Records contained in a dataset
►
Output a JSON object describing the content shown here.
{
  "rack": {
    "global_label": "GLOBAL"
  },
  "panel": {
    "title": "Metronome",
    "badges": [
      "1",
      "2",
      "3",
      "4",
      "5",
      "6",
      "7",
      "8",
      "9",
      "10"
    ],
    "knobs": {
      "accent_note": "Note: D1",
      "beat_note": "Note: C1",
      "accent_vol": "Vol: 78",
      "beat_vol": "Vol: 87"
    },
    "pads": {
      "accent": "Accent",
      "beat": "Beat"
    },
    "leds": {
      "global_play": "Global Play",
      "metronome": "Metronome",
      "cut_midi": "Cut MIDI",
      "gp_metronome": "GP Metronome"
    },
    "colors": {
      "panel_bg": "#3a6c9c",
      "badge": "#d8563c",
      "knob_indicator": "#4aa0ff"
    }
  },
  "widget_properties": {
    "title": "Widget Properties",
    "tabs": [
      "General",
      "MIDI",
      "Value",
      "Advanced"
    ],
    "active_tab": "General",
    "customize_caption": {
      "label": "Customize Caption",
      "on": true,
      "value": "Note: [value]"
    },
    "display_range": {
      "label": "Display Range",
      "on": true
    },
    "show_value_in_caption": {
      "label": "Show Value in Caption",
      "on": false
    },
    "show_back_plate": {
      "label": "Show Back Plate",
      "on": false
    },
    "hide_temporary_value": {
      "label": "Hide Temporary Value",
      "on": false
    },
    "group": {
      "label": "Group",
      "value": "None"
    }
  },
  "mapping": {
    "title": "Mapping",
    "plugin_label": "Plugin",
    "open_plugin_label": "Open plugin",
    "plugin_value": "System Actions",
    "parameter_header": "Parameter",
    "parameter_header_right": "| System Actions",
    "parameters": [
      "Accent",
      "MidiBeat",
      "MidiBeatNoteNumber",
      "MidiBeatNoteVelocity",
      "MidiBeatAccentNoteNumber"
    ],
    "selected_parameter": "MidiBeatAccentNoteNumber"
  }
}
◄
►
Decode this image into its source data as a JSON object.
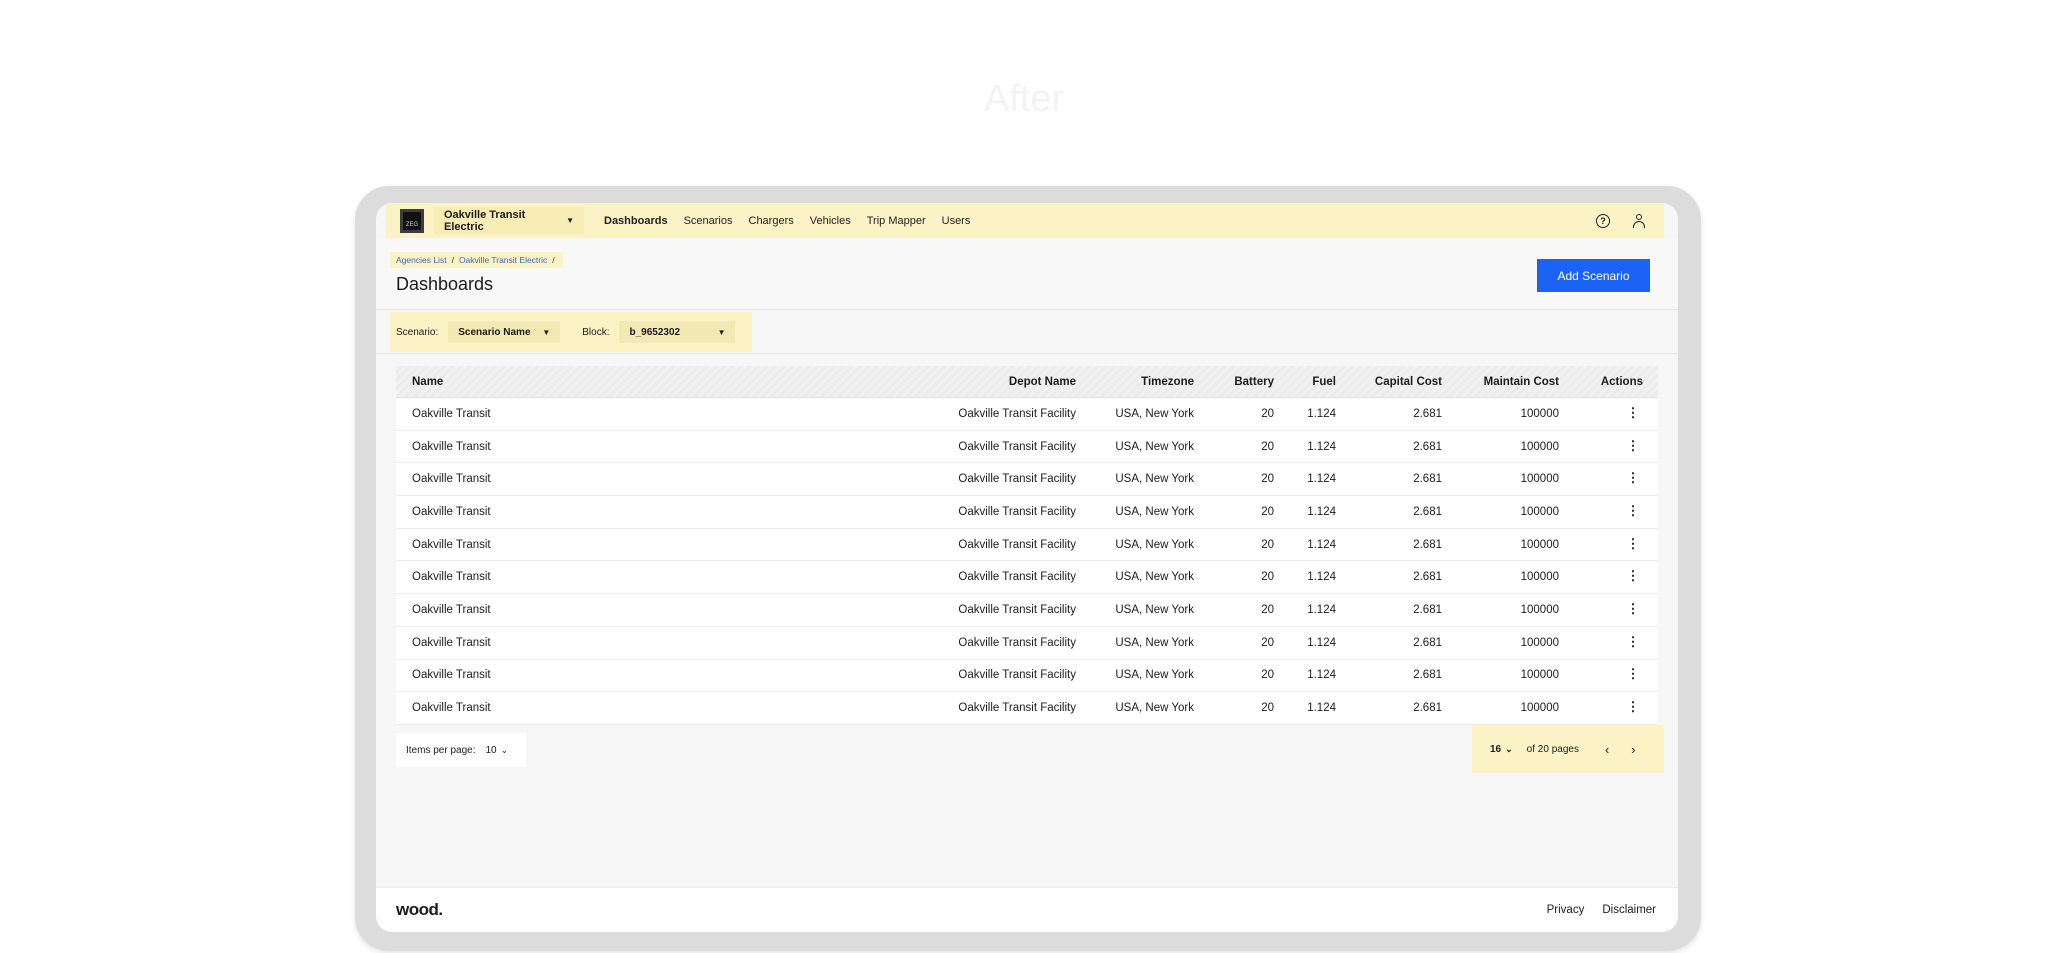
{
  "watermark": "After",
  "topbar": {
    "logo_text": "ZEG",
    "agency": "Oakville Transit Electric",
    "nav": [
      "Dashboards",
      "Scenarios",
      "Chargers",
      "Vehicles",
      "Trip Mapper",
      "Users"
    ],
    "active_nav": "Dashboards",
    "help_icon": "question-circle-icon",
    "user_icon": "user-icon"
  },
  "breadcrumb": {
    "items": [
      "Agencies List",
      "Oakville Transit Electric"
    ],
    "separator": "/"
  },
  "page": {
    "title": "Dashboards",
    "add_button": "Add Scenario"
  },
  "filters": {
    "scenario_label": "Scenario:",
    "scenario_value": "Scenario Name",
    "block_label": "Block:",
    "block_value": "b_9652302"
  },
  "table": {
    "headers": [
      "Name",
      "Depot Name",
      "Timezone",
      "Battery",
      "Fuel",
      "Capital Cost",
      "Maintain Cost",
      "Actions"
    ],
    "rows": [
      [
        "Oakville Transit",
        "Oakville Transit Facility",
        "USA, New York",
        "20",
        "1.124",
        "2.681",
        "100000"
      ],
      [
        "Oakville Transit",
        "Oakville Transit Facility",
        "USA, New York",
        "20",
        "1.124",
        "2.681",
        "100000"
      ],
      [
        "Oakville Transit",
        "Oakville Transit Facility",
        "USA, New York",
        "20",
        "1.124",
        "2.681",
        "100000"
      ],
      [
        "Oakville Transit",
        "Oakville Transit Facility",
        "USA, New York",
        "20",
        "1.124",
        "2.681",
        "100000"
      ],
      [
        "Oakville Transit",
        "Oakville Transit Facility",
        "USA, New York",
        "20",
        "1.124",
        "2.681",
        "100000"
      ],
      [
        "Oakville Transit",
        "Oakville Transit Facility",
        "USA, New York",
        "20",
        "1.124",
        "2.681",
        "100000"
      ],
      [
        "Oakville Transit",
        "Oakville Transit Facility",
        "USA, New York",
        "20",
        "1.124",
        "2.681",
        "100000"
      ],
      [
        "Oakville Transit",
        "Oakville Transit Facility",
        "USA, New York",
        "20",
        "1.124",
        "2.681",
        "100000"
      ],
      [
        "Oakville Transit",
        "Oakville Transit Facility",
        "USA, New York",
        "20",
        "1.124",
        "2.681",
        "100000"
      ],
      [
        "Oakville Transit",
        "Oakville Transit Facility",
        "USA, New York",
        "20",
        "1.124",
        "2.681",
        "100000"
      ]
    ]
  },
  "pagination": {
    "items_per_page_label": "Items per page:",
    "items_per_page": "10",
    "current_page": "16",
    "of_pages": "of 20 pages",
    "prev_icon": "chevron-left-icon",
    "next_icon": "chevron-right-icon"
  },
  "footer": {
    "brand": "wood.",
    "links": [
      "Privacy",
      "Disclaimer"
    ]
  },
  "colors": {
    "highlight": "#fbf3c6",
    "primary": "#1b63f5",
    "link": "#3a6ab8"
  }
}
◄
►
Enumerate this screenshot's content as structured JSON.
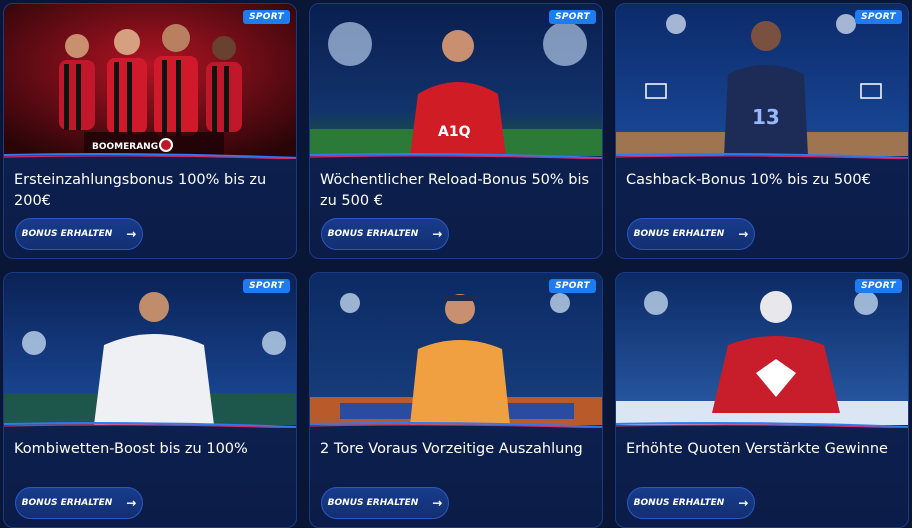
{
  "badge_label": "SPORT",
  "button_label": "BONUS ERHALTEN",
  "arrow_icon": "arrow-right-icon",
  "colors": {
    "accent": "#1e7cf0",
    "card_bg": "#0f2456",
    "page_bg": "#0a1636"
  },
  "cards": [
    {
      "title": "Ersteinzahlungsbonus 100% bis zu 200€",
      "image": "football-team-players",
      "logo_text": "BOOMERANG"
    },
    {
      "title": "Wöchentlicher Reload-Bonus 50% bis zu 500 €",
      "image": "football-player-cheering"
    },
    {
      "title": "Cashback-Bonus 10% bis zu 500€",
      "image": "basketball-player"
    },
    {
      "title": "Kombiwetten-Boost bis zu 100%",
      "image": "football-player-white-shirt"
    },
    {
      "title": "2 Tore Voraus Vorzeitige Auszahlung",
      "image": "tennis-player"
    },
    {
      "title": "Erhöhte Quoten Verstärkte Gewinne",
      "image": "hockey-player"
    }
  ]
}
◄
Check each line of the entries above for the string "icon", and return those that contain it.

    "help_icon": "question-circle-icon",
    "user_icon": "user-icon"
    "prev_icon": "chevron-left-icon",
    "next_icon": "chevron-right-icon"
  "arrow_icon": "arrow-right-icon",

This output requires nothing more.